**Your task:** Print every record exactly, with nothing added or left out.

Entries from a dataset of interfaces
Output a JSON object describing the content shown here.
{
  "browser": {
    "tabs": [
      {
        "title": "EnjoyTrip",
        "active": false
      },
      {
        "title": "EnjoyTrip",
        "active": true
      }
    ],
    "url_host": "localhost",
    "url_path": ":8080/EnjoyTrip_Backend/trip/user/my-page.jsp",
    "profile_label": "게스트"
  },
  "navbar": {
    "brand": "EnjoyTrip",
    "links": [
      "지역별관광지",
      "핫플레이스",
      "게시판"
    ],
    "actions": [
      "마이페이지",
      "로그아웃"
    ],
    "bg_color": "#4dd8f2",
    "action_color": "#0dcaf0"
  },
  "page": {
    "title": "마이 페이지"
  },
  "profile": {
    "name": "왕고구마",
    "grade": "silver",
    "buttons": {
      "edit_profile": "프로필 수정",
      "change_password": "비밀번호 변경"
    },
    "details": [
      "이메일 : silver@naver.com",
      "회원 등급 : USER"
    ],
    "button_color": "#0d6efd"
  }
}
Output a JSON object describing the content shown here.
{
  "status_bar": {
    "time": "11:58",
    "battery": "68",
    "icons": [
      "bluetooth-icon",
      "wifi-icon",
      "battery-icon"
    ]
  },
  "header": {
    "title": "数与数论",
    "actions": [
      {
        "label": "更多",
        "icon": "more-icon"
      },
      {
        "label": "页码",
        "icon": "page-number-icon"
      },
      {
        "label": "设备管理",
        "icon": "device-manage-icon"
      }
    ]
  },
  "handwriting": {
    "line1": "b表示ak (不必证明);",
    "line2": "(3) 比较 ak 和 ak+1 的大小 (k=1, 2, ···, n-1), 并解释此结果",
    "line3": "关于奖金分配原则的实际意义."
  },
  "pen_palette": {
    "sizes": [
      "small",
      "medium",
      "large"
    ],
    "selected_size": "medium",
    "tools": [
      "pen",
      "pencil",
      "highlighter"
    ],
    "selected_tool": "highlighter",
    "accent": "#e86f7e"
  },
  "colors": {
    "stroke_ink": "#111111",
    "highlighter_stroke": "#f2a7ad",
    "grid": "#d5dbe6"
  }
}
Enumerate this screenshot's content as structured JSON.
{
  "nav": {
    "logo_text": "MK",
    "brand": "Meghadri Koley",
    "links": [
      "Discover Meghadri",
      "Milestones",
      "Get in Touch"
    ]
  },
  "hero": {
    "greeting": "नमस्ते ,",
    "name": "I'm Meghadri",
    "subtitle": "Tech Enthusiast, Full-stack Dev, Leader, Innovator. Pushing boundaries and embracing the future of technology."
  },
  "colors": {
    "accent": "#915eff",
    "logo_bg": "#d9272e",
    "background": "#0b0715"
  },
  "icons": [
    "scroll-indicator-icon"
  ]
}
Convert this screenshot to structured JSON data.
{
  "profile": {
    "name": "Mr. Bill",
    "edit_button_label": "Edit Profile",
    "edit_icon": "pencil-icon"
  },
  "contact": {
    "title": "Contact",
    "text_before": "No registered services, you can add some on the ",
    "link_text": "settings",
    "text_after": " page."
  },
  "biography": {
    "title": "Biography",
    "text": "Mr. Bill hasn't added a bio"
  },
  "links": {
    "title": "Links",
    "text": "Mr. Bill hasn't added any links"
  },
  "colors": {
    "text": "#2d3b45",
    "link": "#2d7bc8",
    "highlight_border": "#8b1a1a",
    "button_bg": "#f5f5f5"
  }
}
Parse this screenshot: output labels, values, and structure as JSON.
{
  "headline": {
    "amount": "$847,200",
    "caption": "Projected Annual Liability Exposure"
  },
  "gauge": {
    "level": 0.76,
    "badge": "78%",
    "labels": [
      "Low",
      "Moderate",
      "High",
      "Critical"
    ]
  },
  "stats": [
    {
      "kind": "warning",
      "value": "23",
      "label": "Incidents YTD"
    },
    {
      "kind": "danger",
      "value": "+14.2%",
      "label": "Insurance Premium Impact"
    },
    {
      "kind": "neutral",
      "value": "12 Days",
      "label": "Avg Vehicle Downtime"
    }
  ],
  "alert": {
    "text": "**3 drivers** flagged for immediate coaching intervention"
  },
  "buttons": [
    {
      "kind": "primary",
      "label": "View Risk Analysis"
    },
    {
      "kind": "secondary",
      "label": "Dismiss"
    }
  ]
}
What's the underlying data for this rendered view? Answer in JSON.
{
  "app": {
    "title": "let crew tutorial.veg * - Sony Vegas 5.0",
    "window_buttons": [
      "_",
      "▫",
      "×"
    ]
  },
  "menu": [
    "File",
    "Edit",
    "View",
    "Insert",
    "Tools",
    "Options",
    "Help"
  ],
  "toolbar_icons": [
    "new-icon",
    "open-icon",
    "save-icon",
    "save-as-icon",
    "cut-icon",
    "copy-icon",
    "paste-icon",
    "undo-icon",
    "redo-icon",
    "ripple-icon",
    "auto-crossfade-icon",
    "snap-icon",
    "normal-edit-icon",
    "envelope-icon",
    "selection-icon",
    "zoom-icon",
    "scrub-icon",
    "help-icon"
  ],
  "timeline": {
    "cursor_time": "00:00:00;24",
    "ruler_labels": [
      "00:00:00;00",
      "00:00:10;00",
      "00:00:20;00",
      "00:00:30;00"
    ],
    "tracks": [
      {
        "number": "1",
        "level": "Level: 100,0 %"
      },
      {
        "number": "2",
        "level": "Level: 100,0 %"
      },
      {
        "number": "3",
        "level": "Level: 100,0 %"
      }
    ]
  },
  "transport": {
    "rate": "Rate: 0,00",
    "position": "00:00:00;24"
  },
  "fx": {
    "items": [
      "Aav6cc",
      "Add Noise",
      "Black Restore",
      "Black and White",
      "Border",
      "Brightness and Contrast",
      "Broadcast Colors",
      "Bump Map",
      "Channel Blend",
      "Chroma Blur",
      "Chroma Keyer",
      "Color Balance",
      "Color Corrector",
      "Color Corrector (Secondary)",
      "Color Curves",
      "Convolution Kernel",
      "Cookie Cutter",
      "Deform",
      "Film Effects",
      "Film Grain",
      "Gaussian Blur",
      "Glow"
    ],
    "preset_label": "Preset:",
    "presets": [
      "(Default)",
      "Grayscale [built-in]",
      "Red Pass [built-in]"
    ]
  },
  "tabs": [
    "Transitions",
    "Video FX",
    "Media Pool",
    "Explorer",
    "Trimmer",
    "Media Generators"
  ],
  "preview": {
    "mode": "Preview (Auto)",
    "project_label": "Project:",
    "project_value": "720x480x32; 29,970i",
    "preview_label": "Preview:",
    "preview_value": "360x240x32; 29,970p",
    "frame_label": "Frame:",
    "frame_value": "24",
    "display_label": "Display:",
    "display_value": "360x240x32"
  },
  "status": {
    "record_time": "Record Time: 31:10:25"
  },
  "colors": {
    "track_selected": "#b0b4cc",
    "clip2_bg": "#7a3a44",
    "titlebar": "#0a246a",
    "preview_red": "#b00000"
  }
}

**Result of the exercise:**
Output a JSON object describing the content shown here.
{
  "browser": {
    "tabs": [
      {
        "title": "EnjoyTrip",
        "active": false
      },
      {
        "title": "EnjoyTrip",
        "active": true
      }
    ],
    "url_host": "localhost",
    "url_path": ":8080/EnjoyTrip_Backend/trip/user/my-page.jsp",
    "profile_label": "게스트"
  },
  "navbar": {
    "brand": "EnjoyTrip",
    "links": [
      "지역별관광지",
      "핫플레이스",
      "게시판"
    ],
    "actions": [
      "마이페이지",
      "로그아웃"
    ],
    "bg_color": "#4dd8f2",
    "action_color": "#0dcaf0"
  },
  "page": {
    "title": "마이 페이지"
  },
  "profile": {
    "name": "왕고구마",
    "grade": "silver",
    "buttons": {
      "edit_profile": "프로필 수정",
      "change_password": "비밀번호 변경"
    },
    "details": [
      "이메일 : silver@naver.com",
      "회원 등급 : USER"
    ],
    "button_color": "#0d6efd"
  }
}
Output a JSON object describing the content shown here.
{
  "status_bar": {
    "time": "11:58",
    "battery": "68",
    "icons": [
      "bluetooth-icon",
      "wifi-icon",
      "battery-icon"
    ]
  },
  "header": {
    "title": "数与数论",
    "actions": [
      {
        "label": "更多",
        "icon": "more-icon"
      },
      {
        "label": "页码",
        "icon": "page-number-icon"
      },
      {
        "label": "设备管理",
        "icon": "device-manage-icon"
      }
    ]
  },
  "handwriting": {
    "line1": "b表示ak (不必证明);",
    "line2": "(3) 比较 ak 和 ak+1 的大小 (k=1, 2, ···, n-1), 并解释此结果",
    "line3": "关于奖金分配原则的实际意义."
  },
  "pen_palette": {
    "sizes": [
      "small",
      "medium",
      "large"
    ],
    "selected_size": "medium",
    "tools": [
      "pen",
      "pencil",
      "highlighter"
    ],
    "selected_tool": "highlighter",
    "accent": "#e86f7e"
  },
  "colors": {
    "stroke_ink": "#111111",
    "highlighter_stroke": "#f2a7ad",
    "grid": "#d5dbe6"
  }
}
Enumerate this screenshot's content as structured JSON.
{
  "nav": {
    "logo_text": "MK",
    "brand": "Meghadri Koley",
    "links": [
      "Discover Meghadri",
      "Milestones",
      "Get in Touch"
    ]
  },
  "hero": {
    "greeting": "नमस्ते ,",
    "name": "I'm Meghadri",
    "subtitle": "Tech Enthusiast, Full-stack Dev, Leader, Innovator. Pushing boundaries and embracing the future of technology."
  },
  "colors": {
    "accent": "#915eff",
    "logo_bg": "#d9272e",
    "background": "#0b0715"
  },
  "icons": [
    "scroll-indicator-icon"
  ]
}
Convert this screenshot to structured JSON data.
{
  "profile": {
    "name": "Mr. Bill",
    "edit_button_label": "Edit Profile",
    "edit_icon": "pencil-icon"
  },
  "contact": {
    "title": "Contact",
    "text_before": "No registered services, you can add some on the ",
    "link_text": "settings",
    "text_after": " page."
  },
  "biography": {
    "title": "Biography",
    "text": "Mr. Bill hasn't added a bio"
  },
  "links": {
    "title": "Links",
    "text": "Mr. Bill hasn't added any links"
  },
  "colors": {
    "text": "#2d3b45",
    "link": "#2d7bc8",
    "highlight_border": "#8b1a1a",
    "button_bg": "#f5f5f5"
  }
}
Parse this screenshot: output labels, values, and structure as JSON.
{
  "headline": {
    "amount": "$847,200",
    "caption": "Projected Annual Liability Exposure"
  },
  "gauge": {
    "level": 0.76,
    "badge": "78%",
    "labels": [
      "Low",
      "Moderate",
      "High",
      "Critical"
    ]
  },
  "stats": [
    {
      "kind": "warning",
      "value": "23",
      "label": "Incidents YTD"
    },
    {
      "kind": "danger",
      "value": "+14.2%",
      "label": "Insurance Premium Impact"
    },
    {
      "kind": "neutral",
      "value": "12 Days",
      "label": "Avg Vehicle Downtime"
    }
  ],
  "alert": {
    "text": "**3 drivers** flagged for immediate coaching intervention"
  },
  "buttons": [
    {
      "kind": "primary",
      "label": "View Risk Analysis"
    },
    {
      "kind": "secondary",
      "label": "Dismiss"
    }
  ]
}
What's the underlying data for this rendered view? Answer in JSON.
{
  "app": {
    "title": "let crew tutorial.veg * - Sony Vegas 5.0",
    "window_buttons": [
      "_",
      "▫",
      "×"
    ]
  },
  "menu": [
    "File",
    "Edit",
    "View",
    "Insert",
    "Tools",
    "Options",
    "Help"
  ],
  "toolbar_icons": [
    "new-icon",
    "open-icon",
    "save-icon",
    "save-as-icon",
    "cut-icon",
    "copy-icon",
    "paste-icon",
    "undo-icon",
    "redo-icon",
    "ripple-icon",
    "auto-crossfade-icon",
    "snap-icon",
    "normal-edit-icon",
    "envelope-icon",
    "selection-icon",
    "zoom-icon",
    "scrub-icon",
    "help-icon"
  ],
  "timeline": {
    "cursor_time": "00:00:00;24",
    "ruler_labels": [
      "00:00:00;00",
      "00:00:10;00",
      "00:00:20;00",
      "00:00:30;00"
    ],
    "tracks": [
      {
        "number": "1",
        "level": "Level: 100,0 %"
      },
      {
        "number": "2",
        "level": "Level: 100,0 %"
      },
      {
        "number": "3",
        "level": "Level: 100,0 %"
      }
    ]
  },
  "transport": {
    "rate": "Rate: 0,00",
    "position": "00:00:00;24"
  },
  "fx": {
    "items": [
      "Aav6cc",
      "Add Noise",
      "Black Restore",
      "Black and White",
      "Border",
      "Brightness and Contrast",
      "Broadcast Colors",
      "Bump Map",
      "Channel Blend",
      "Chroma Blur",
      "Chroma Keyer",
      "Color Balance",
      "Color Corrector",
      "Color Corrector (Secondary)",
      "Color Curves",
      "Convolution Kernel",
      "Cookie Cutter",
      "Deform",
      "Film Effects",
      "Film Grain",
      "Gaussian Blur",
      "Glow"
    ],
    "preset_label": "Preset:",
    "presets": [
      "(Default)",
      "Grayscale [built-in]",
      "Red Pass [built-in]"
    ]
  },
  "tabs": [
    "Transitions",
    "Video FX",
    "Media Pool",
    "Explorer",
    "Trimmer",
    "Media Generators"
  ],
  "preview": {
    "mode": "Preview (Auto)",
    "project_label": "Project:",
    "project_value": "720x480x32; 29,970i",
    "preview_label": "Preview:",
    "preview_value": "360x240x32; 29,970p",
    "frame_label": "Frame:",
    "frame_value": "24",
    "display_label": "Display:",
    "display_value": "360x240x32"
  },
  "status": {
    "record_time": "Record Time: 31:10:25"
  },
  "colors": {
    "track_selected": "#b0b4cc",
    "clip2_bg": "#7a3a44",
    "titlebar": "#0a246a",
    "preview_red": "#b00000"
  }
}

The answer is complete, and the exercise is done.